The Securities and Exchange Commission (SEC) is reportedly considering pulling back on key elements of its proposed climate-related disclosure rule following pushback from investors, companies, and the public.

The SEC is still planning to finalize its sweeping mandate this year requiring public companies issue climate-related disclosures in their financial statements. Those disclosures would attempt to quantify the costs to their business caused by climate-related events like floods, fires, and drought as well the effect of environmental regulations on their bottom line. The regulator is also eyeing public companies disclose greenhouse gas (GHG) emissions their business generates.

Among changes being considered, according to a report from the Wall Street Journal on Friday, is easing of one of the more controversial details of the proposed rule: the bright-line test that if climate-related costs and risks affect more than 1 percent of a line item in a financial report, those costs and risks must be disclosed.

The SEC set its 1 percent threshold in an attempt to ensure climate-related risks would not be underreported.

This bright-line test has been the subject of much debate among commenters, including the compliance and auditing communities.
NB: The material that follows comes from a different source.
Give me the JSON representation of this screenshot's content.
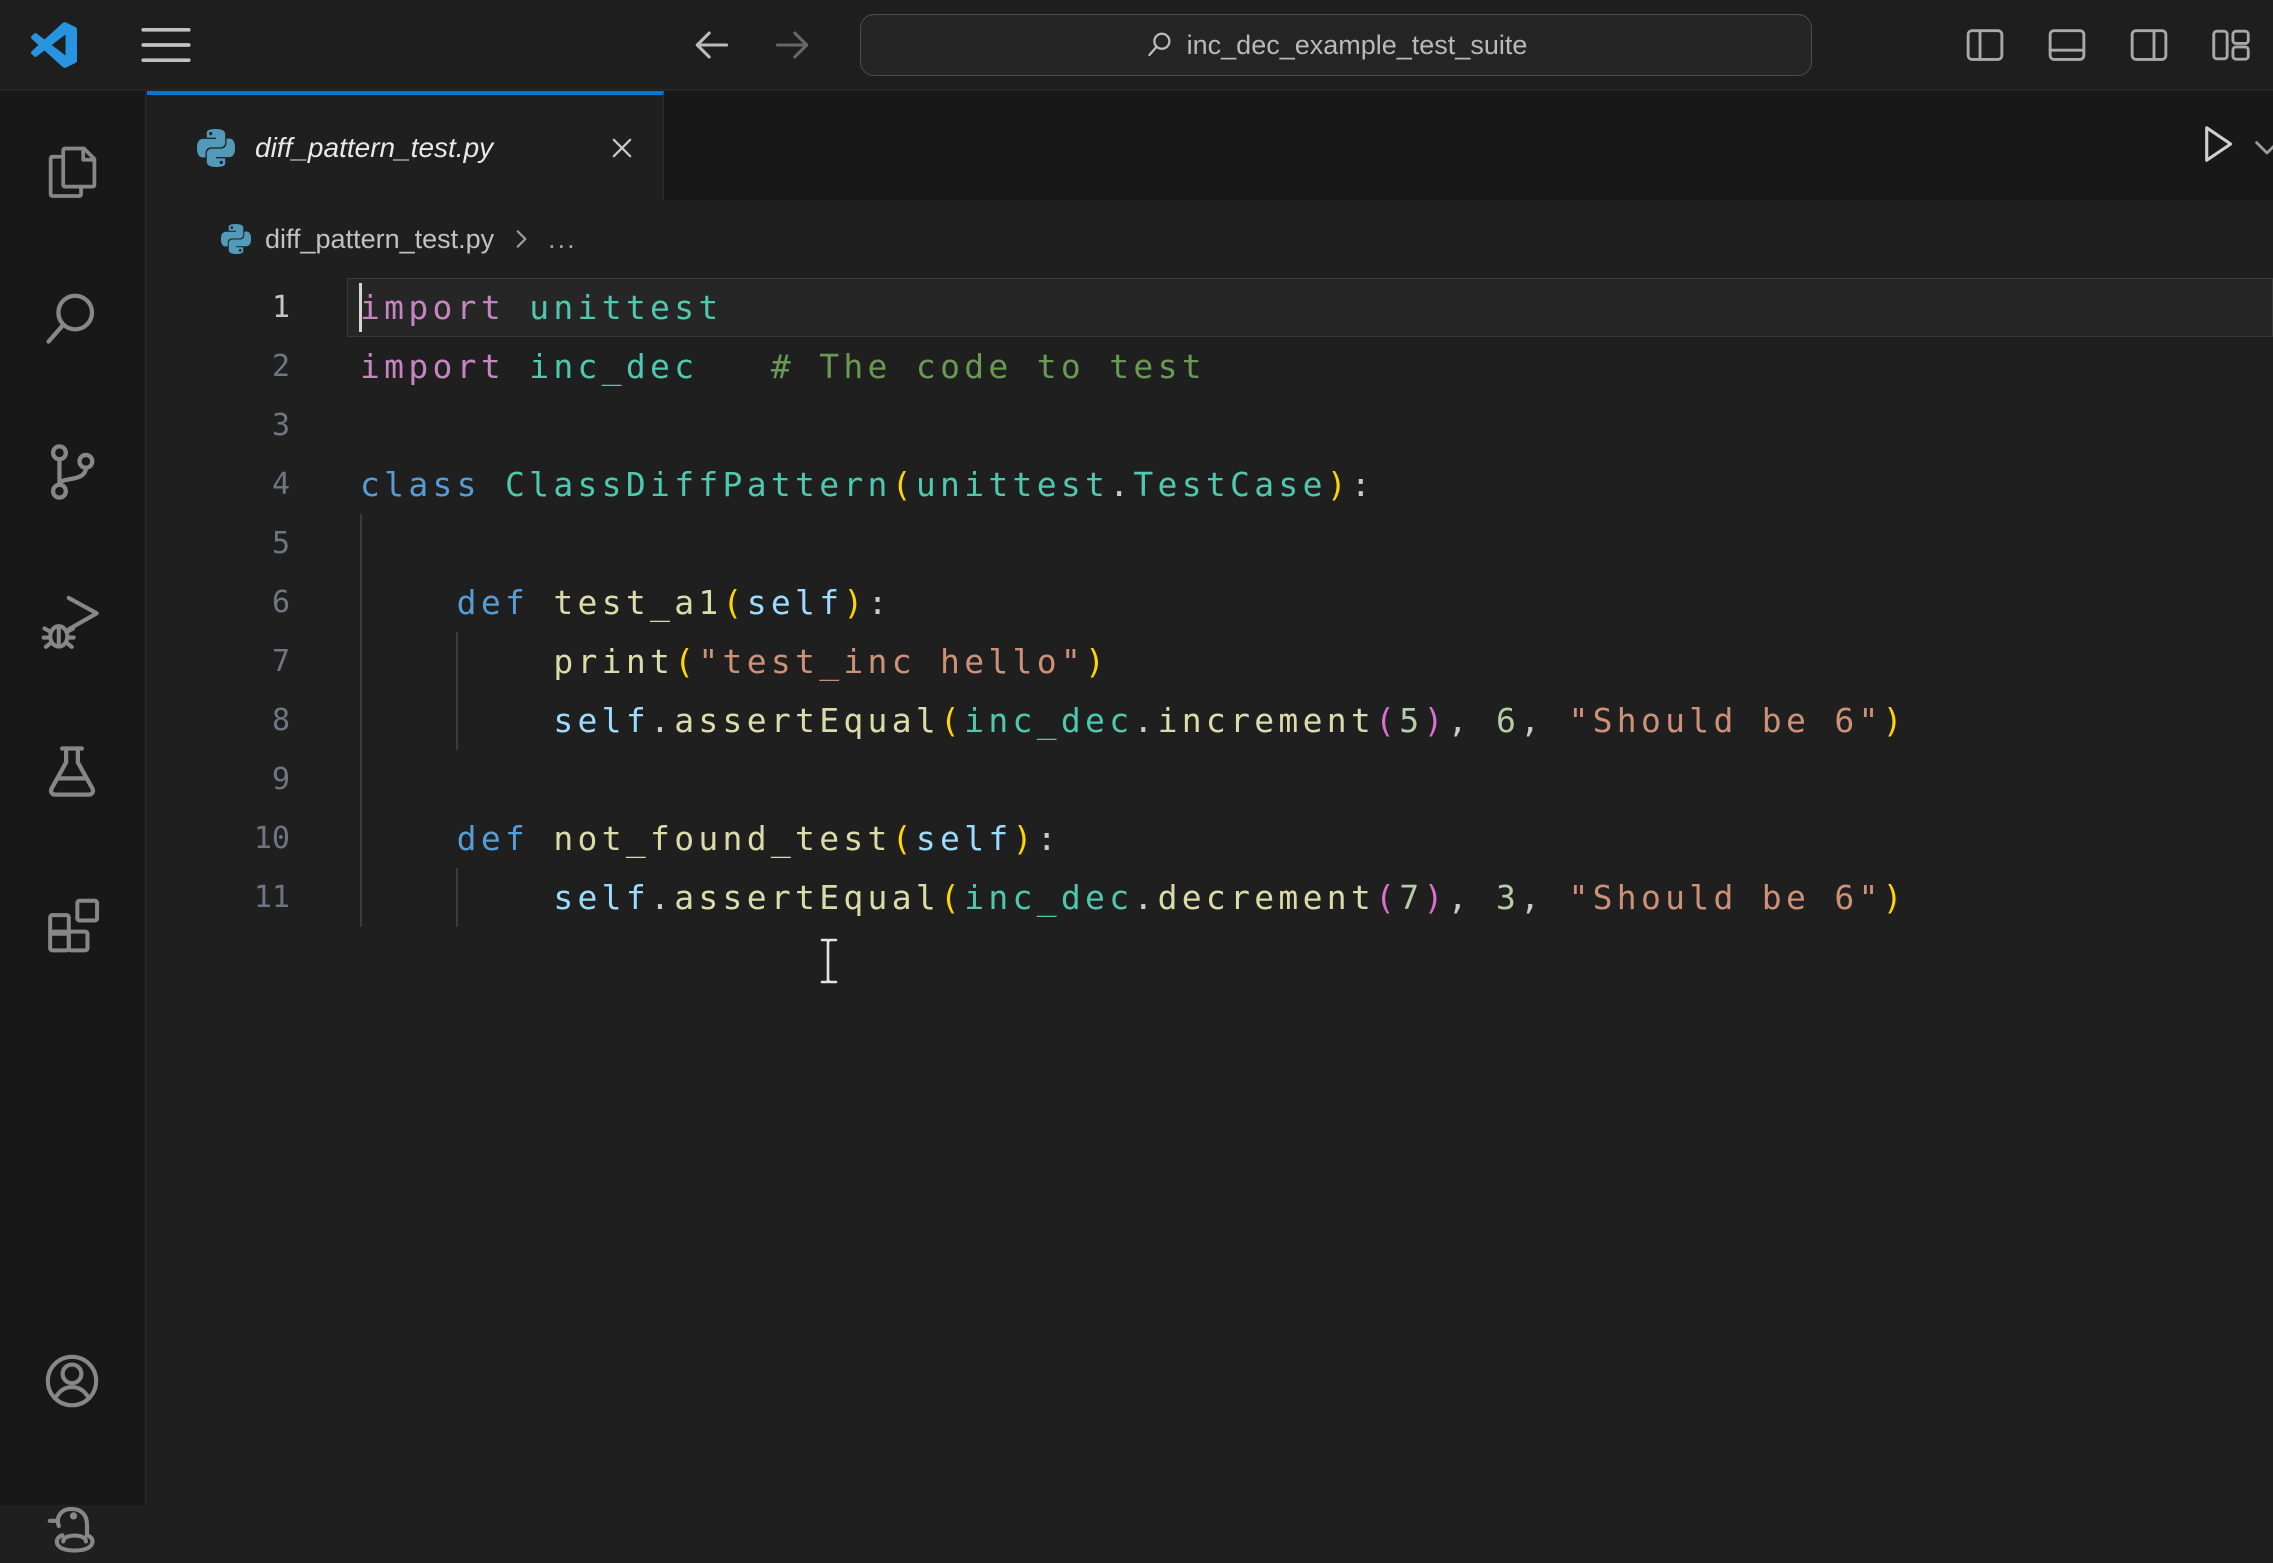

Overall, the SEC has been “taken aback by the strength of opposition to their financial-reporting proposals,” according to the report.

After reviewing comments, the SEC is considering raising the 1 percent threshold, “using different percentages depending on the financial item in question or eliminating a bright-line test altogether,” the Wall Street Journal reported, citing unnamed sources close to the agency.
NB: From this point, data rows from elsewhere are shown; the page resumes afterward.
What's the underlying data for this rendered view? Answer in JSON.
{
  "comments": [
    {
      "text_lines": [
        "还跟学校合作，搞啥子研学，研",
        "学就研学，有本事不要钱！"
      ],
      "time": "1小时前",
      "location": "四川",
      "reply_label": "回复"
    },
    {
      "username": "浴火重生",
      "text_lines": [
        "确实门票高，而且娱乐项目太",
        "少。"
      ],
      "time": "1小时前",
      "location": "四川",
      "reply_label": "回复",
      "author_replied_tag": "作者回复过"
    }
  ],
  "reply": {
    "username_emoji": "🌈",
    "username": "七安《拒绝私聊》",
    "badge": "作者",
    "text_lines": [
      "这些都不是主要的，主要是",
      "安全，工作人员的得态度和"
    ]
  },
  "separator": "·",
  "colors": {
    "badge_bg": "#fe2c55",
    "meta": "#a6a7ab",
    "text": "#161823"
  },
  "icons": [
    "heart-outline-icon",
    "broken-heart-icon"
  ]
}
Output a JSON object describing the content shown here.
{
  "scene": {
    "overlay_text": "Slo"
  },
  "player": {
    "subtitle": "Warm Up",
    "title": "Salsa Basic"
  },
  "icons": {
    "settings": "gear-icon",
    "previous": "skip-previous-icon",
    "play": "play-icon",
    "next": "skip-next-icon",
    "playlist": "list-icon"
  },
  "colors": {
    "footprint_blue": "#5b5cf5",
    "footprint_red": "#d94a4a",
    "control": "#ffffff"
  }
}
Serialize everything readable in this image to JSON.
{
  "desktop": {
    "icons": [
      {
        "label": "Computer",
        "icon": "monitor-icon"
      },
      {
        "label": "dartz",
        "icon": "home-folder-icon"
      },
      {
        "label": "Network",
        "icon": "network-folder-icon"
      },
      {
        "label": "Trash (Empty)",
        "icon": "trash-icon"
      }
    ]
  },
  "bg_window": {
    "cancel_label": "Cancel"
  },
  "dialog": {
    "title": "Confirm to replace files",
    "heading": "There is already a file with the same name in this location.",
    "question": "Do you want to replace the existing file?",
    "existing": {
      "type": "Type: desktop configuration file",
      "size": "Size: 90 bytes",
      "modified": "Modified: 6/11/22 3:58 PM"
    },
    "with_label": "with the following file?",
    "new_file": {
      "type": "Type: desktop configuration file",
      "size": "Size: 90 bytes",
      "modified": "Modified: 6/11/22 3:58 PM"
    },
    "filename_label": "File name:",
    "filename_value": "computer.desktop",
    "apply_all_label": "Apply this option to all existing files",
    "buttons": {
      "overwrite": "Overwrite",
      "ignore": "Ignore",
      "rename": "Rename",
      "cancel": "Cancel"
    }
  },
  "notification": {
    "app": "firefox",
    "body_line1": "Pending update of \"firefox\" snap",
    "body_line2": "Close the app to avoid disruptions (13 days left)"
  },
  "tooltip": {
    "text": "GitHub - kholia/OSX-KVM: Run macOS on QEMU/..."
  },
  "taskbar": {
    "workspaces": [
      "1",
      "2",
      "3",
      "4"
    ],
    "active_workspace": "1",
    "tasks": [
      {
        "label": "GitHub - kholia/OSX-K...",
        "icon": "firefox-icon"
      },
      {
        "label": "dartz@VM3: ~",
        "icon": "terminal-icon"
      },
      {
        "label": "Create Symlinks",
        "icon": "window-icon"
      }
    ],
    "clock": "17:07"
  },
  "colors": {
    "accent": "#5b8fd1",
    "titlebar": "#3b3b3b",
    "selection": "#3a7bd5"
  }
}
The SEC originally scheduled to release the final version of the rule before the end of 2022, but that rollout was delayed.

Another controversial aspect of the proposed rule—a requirement to report Scope 3 GHG emissions generated by a firm’s vendors and supply chain—was the focus of a Politico report published Saturday.

“[SEC Chair Gary] Gensler’s lingering legal concerns about the draft Scope 3 requirements indicate that the SEC—nearly a year after proposing the rule—Is still grappling with what to do about one of the most aggressive parts of the plan,” the report said.

Editor’s note: This story was updated Feb. 6 to cite additional reporting from Politico.